Publisher's note: This informational nugget was sent to me by Ben Shapiro, who represents the Daily Wire, and since this is one of the most topical news events, it should be published on BCN.
The author of this post is Ashe Schow.
A nosy neighbor called the Minneapolis Health Department (MHD) on a teenager's hot dog stand. Thankfully, health inspectors didn't shut the stand down, but instead helped the teen get up to code and even paid the fee for his "short term food permit" out of their own pockets.
Jaequan Faulkner, 13, decided to open a hot dog stand in front of his home earlier this summer. He planned to sell hot dogs for $2 and sodas and chips for $1 each. Someone saw the stand and e-mailed a complaint to the MHD because he was "operating as an unlicensed vendor with his lunchtime endeavor,"
according to a report
from CNBC earlier this month.
MHD environmental health director Dan Huff told the outlet that "Before responding to the complaint, what we did was put on hold our response until we could figure out how to help him."
Health inspectors then taught Faulkner how to properly handle food and what it would take to get his hot dog stand to pass inspection, which it then did. Once the stand passed inspection, the inspectors paid the $87 fee for a "short term food permit,"
"It just took off. He never gave up and he kept pushing forward. And pushing me along, pulling me along with him,"
said Faulkner's uncle Jerome.
Now Jerome helps out at Faulkner's hot dog stand weekdays between 11 a.m. and 3 p.m.
"It's not easy working for a 13-year-old,"
Jerome told the outlet. "[Faulkner says] 'I need this, I need that,' and I just get it for him while he controls the cash register. He knows the cash register pretty well."
Jerome told CNBC that the pair sold "between 100, 150 hot dogs a day,"
which amounts to $200 to $300 a day just from hot dogs. That doesn't include chips and sodas sold with the hot dogs. Jerome said his nephew used the money for school clothes and wanted to continue working at a restaurant after school.
"What's next for me is, I'm trying to get a little spot, a restaurant or something,"
Faulkner told the outlet. "Right when I get out of school I can go there and start working. Somewhere permanent, but it's just small and not big."
Stories abound of other kids' food stands getting shut down for lacking a permit. In May 2018, The Daily Wire's Paul Bois reported
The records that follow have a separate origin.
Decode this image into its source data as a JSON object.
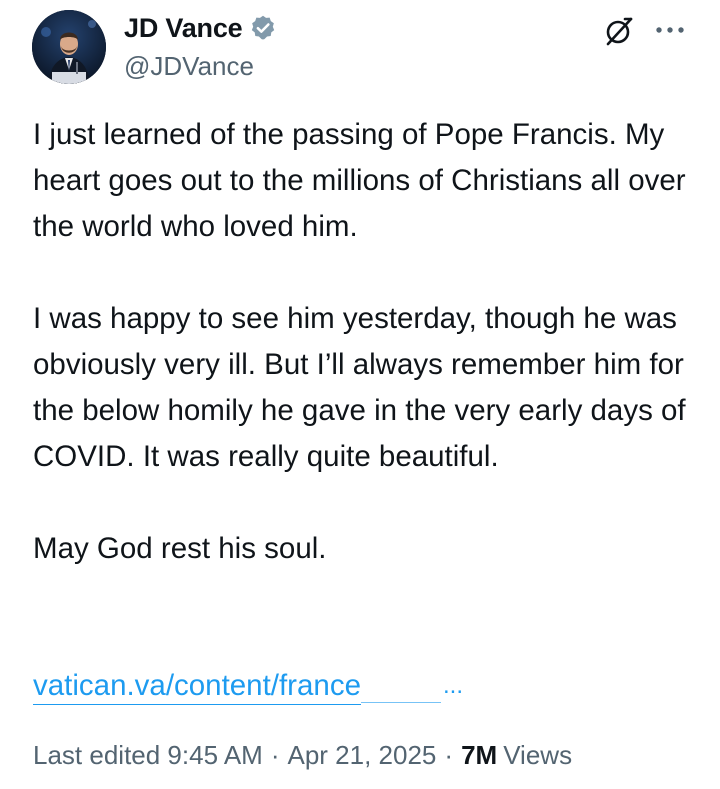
{
  "author": {
    "display_name": "JD Vance",
    "handle": "@JDVance",
    "verified_icon": "verified-badge-icon",
    "avatar_icon": "avatar"
  },
  "actions": {
    "grok_icon": "grok-icon",
    "more_icon": "more-options-icon"
  },
  "tweet": {
    "paragraphs": [
      "I just learned of the passing of Pope Francis. My heart goes out to the millions of Christians all over the world who loved him.",
      "I was happy to see him yesterday, though he was obviously very ill. But I’ll always remember him for the below homily he gave in the very early days of COVID. It was really quite beautiful.",
      "May God rest his soul."
    ],
    "link_text": "vatican.va/content/france",
    "link_ellipsis": "..."
  },
  "meta": {
    "edited_label": "Last edited 9:45 AM",
    "separator": "·",
    "date": "Apr 21, 2025",
    "views_count": "7M",
    "views_label": "Views"
  },
  "colors": {
    "text": "#0f1419",
    "secondary": "#536471",
    "link": "#1d9bf0",
    "verified": "#829aab"
  }
}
that a charity lemonade stand in Denver, Colorado, was shut down because it didn't have the proper permit.
"The boys went online and they decided they wanted to help a child in another country less fortunate, and we found a place in Colorado Springs called Charity International, and they picked a five-year-old boy in Indonesia,"
said the mother of the boys who set up the stand.
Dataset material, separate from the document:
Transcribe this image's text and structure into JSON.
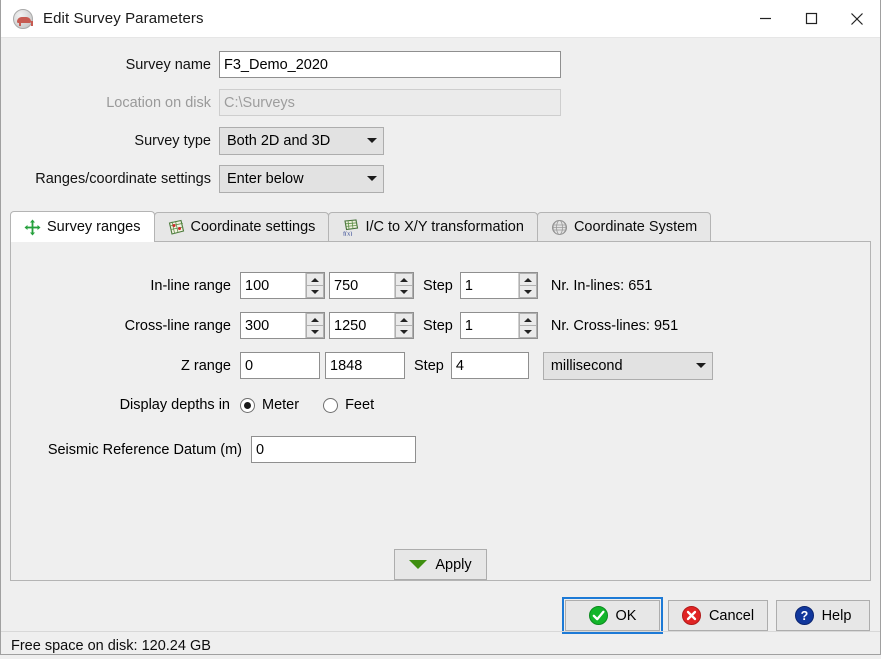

Someone complained, and police showed up, telling the young kids they needed a permit to sell lemonade.
After news of the incident broke, lemonade company Country Time reached out
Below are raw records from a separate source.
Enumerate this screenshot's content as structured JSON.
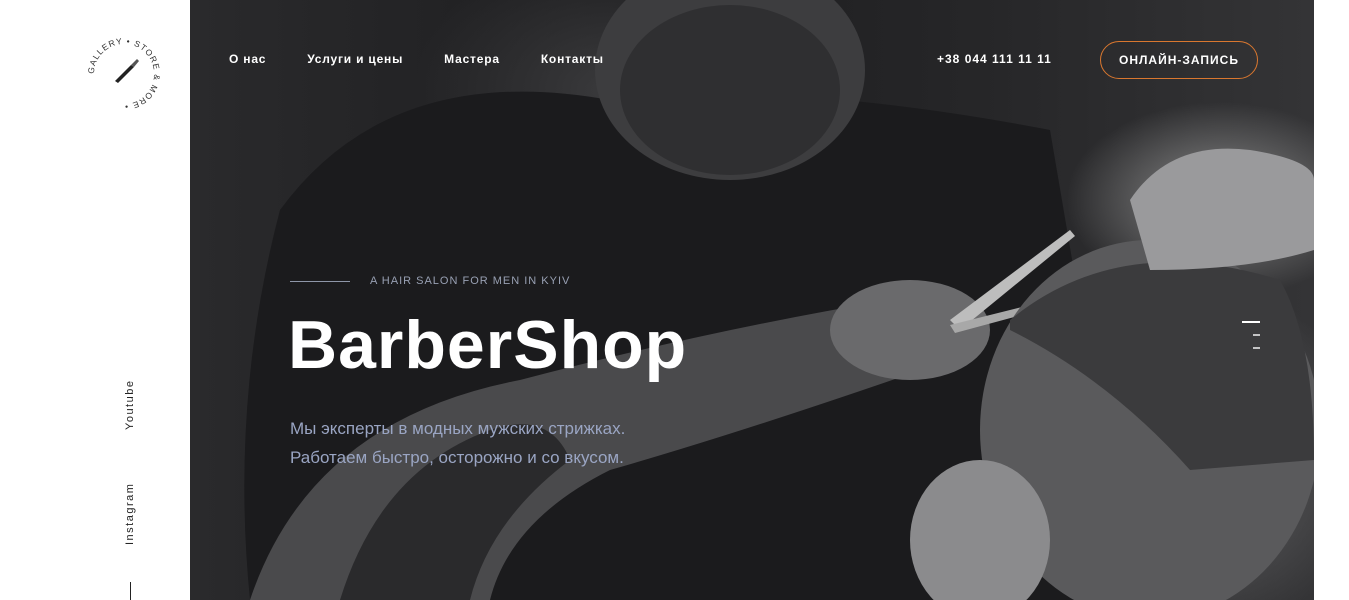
{
  "logo": {
    "ring_text": "GALLERY • STORE & MORE •"
  },
  "social": {
    "youtube": "Youtube",
    "instagram": "Instagram"
  },
  "nav": {
    "items": [
      "О нас",
      "Услуги и цены",
      "Мастера",
      "Контакты"
    ]
  },
  "header": {
    "phone": "+38 044 111 11 11",
    "cta_label": "ОНЛАЙН-ЗАПИСЬ"
  },
  "hero": {
    "eyebrow": "A HAIR SALON FOR MEN IN KYIV",
    "title": "BarberShop",
    "subtitle_line1": "Мы эксперты в модных мужских стрижках.",
    "subtitle_line2": "Работаем быстро, осторожно и со вкусом."
  },
  "colors": {
    "accent": "#d9772f",
    "subtitle": "#9aa5c3",
    "eyebrow": "#98a0b3"
  },
  "icons": {
    "logo": "razor-logo-icon"
  },
  "slider": {
    "slide_count": 3,
    "active_index": 0
  }
}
to assist the boys, offering to pay for permits and fines for any kid opening a lemonade stand that summer.